Check each line of the entries below for the string "arrow"; copy every line where it appears.

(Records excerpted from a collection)
== Segment start ==
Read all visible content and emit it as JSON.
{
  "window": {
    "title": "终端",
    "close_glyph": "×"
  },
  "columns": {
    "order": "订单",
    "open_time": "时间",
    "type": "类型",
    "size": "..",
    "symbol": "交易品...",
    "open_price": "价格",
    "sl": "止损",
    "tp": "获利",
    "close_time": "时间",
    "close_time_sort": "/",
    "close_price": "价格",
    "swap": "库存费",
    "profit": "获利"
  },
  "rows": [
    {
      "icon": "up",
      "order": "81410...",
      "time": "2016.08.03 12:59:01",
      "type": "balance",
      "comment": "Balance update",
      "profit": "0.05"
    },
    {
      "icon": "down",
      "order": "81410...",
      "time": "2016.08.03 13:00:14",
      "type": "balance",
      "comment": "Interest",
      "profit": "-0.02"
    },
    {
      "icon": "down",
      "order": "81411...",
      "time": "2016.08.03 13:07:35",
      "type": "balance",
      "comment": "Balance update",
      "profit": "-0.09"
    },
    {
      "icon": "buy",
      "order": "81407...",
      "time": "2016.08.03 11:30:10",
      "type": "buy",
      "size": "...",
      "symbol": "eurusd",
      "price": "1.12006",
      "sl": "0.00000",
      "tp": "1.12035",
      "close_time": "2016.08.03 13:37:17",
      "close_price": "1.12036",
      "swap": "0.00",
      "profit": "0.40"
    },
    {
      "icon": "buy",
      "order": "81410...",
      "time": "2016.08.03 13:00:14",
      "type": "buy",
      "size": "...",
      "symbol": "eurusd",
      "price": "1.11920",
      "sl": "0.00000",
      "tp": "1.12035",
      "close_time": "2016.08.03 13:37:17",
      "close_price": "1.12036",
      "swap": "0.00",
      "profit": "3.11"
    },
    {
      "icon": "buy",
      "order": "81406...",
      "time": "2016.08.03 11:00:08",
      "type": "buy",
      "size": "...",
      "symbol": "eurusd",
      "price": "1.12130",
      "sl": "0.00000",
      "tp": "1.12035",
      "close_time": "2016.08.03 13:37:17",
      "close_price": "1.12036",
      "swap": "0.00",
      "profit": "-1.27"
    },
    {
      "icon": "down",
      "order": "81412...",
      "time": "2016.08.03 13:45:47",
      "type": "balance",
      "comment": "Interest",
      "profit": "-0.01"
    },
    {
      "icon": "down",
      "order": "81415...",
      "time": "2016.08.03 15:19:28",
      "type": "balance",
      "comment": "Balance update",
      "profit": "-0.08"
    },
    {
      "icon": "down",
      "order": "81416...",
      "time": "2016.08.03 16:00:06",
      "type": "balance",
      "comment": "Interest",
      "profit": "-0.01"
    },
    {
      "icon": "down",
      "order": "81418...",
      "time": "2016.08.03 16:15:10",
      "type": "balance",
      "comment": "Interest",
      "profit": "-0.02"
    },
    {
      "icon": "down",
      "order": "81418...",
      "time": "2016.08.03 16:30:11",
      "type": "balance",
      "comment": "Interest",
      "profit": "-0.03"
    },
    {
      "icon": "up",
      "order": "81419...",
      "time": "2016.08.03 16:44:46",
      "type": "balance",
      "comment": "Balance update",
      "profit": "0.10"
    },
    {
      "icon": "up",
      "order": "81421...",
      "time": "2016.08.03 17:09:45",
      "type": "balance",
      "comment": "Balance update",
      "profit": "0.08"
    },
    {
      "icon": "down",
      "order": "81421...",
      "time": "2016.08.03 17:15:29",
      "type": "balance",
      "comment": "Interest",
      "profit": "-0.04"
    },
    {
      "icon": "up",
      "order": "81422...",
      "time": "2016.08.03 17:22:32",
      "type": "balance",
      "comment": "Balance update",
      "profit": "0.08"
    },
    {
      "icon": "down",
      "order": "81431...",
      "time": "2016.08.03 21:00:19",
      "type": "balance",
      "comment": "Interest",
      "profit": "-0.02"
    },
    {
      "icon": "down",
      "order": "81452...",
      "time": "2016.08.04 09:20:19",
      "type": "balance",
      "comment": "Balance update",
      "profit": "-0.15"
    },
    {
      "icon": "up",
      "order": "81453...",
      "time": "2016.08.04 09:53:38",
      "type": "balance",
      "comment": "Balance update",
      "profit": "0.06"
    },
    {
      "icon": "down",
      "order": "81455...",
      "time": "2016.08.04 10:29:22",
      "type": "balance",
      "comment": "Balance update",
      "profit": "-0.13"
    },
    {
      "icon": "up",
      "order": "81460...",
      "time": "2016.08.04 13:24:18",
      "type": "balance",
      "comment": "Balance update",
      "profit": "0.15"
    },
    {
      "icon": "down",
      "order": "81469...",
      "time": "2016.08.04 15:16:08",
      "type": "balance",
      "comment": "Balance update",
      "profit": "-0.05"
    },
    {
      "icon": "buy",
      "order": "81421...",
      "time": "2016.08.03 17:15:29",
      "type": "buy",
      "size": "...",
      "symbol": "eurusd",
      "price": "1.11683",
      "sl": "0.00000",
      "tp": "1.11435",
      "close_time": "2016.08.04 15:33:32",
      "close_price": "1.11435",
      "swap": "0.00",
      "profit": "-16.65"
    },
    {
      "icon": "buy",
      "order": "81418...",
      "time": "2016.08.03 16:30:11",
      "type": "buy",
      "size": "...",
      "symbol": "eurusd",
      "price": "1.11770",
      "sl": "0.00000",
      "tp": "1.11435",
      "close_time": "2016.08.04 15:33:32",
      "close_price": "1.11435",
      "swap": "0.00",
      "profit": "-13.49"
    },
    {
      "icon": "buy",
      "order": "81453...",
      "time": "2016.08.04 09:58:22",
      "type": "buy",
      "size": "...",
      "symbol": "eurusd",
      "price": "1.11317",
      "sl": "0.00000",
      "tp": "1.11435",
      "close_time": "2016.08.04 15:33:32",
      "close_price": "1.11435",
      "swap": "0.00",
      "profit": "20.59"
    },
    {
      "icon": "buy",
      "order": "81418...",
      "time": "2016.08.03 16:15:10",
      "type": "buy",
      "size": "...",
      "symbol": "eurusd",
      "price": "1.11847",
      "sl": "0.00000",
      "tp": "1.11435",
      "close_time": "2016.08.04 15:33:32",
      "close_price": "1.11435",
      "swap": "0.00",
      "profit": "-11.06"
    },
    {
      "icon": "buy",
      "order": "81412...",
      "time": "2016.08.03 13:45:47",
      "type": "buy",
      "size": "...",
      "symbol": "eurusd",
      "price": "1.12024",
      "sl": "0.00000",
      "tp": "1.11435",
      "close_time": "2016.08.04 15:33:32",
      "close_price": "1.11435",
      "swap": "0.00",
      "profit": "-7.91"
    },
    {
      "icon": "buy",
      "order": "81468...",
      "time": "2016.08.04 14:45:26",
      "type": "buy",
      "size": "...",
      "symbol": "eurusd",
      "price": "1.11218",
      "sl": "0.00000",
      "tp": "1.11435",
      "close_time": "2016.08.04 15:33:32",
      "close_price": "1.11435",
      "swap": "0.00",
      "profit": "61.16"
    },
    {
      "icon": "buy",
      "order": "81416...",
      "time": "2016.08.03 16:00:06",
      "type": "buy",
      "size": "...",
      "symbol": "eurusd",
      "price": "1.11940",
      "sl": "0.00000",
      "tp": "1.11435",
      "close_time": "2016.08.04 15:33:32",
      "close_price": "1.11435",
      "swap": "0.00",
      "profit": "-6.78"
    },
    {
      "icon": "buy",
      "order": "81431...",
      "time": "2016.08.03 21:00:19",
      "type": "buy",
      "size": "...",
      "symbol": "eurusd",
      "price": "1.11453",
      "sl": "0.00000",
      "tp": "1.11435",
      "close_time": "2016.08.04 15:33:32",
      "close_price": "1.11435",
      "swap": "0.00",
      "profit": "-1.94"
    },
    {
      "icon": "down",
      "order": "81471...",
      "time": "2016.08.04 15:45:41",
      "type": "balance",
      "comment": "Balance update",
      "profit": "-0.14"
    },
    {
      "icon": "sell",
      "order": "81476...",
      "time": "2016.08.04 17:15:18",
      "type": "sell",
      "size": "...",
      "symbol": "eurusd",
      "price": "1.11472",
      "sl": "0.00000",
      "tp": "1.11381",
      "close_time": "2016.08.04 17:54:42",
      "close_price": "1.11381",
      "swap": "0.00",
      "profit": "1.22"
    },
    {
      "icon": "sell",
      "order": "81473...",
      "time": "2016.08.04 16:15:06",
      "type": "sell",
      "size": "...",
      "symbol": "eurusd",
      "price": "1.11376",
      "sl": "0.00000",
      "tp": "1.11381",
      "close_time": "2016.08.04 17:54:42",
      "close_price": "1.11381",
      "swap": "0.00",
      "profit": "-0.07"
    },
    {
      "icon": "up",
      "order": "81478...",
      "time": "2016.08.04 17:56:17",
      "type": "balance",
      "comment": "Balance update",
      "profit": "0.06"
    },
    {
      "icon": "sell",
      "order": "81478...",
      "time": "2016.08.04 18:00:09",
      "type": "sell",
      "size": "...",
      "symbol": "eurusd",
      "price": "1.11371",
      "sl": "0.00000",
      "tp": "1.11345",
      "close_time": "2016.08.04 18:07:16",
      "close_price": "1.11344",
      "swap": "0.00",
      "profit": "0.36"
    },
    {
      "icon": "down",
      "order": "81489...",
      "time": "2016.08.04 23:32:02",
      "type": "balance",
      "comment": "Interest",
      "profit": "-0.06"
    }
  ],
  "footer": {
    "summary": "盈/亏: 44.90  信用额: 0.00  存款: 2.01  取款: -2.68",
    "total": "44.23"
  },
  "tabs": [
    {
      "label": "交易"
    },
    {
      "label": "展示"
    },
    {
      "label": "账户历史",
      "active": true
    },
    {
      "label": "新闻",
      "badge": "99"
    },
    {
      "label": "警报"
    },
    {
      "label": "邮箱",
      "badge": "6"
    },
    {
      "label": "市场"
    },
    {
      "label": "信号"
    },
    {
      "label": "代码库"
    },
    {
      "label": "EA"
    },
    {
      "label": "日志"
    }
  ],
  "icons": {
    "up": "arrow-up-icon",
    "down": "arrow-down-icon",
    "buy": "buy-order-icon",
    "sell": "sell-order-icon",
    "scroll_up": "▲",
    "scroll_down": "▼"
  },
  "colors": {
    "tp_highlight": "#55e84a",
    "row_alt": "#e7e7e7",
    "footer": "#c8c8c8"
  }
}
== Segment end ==
YOUR RESPONSE:
    "up": "arrow-up-icon",
    "down": "arrow-down-icon",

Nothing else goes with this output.